At the same time, in reaction to the position of those distributors, there emerged an Internet-based social network aimed at promotion of movies translated into Ukrainian and protecting the rights of Ukrainians to watch films in their native language. Its activists promoted watching the movies only with Ukrainian dubbing or subtitles and boycotting the titles which were not translated into their native language. One of the first things to do was to demonstrate that there is a substantial demand for films dubbed in Ukrainian. This was done with the use of special pledge page, set on PledgeBank.com resource: those who joined it promised not to go to theaters to watch movies translated in Russian in case more than 1000 people would do the same.
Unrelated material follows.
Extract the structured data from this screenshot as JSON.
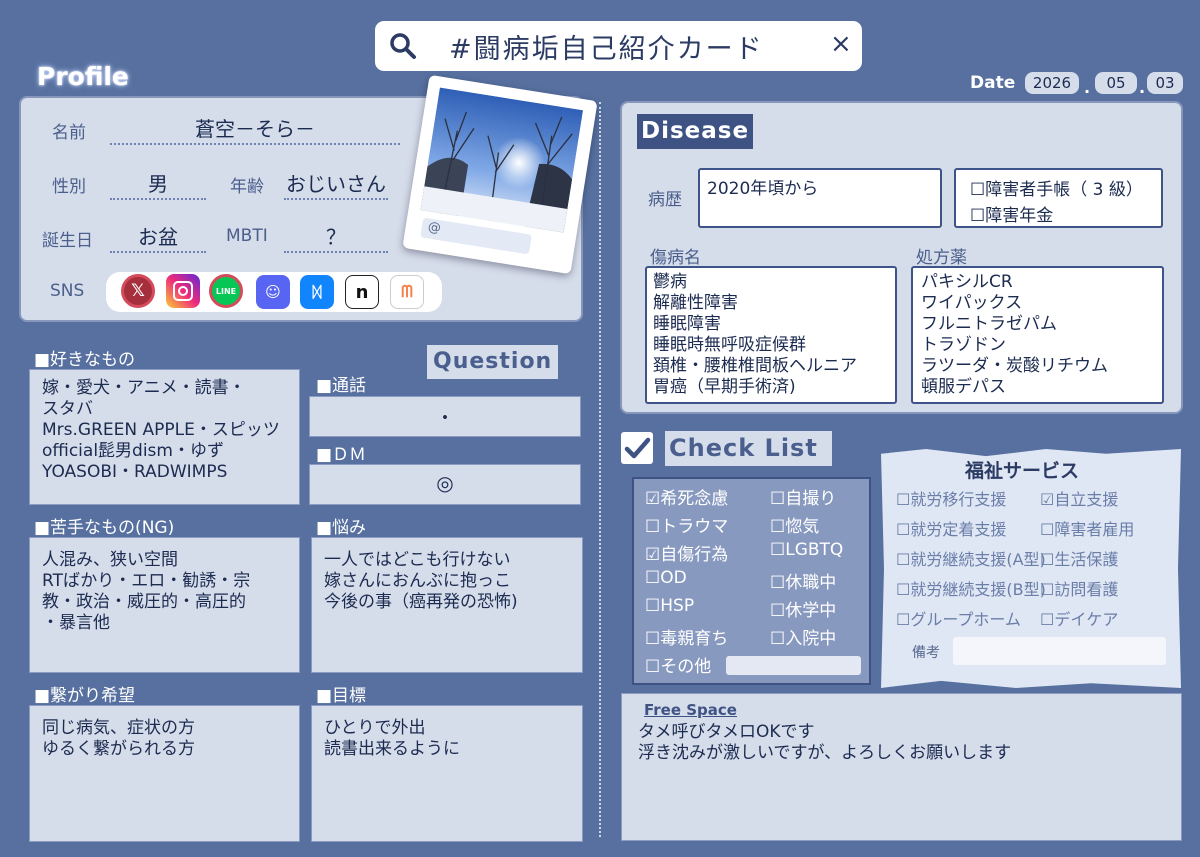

During two months the pledge collected more than 5000 signatures, which is quite a large number for rather apathetic and inert Ukrainian society. Second, a dedicated „Kino-pereklad.org.ua“ web page was created. Among other things, it informed about availability of releases in Ukrainian. Initially there was a very limited number of these, being supplied by a few distributors that did not question the reason of dubbing movies in Ukrainian. There was also a link to Google Group on the issue, were the activists discussed the ways of promoting the idea of translating movies into Ukrainian as well as developing strategies to resist the pro-Russian cinematographic lobby. The activities included petitions to the governmental agencies and major film studios, picketing, flash mob performances, sticker campaigns and conventional media promotion of the campaign (giving interviews to newspapers, participating on TV and radio talk-shows). The campaign successfully contributed to social awareness of the issue and created a social pressure on Russian film distribution lobby. As a result, the Ukrainian Ministry of Culture signed a voluntary agreement with film distribution firms, in which they agreed to supply a share of films with Ukrainian translation. The activists of „Kino-pereklad“ campaign participated in writing the draft of memorandum. Hence, a social and cultural change was possible due to the coincidental play of different interests, that included cultural, political (as well as geopolitical) and business ones. Still, without the pressure from grassroots activity group, it would be difficult if ever possible to solve the issue. Nowadays the common perception of Ukraine’s Orange Revolution that it failed. However if we look at the spread of new ways of political communication and grassroots activities following the Ukrainian presidential elections of 2004, we can see that this revolution nevertheless brought some positive changes.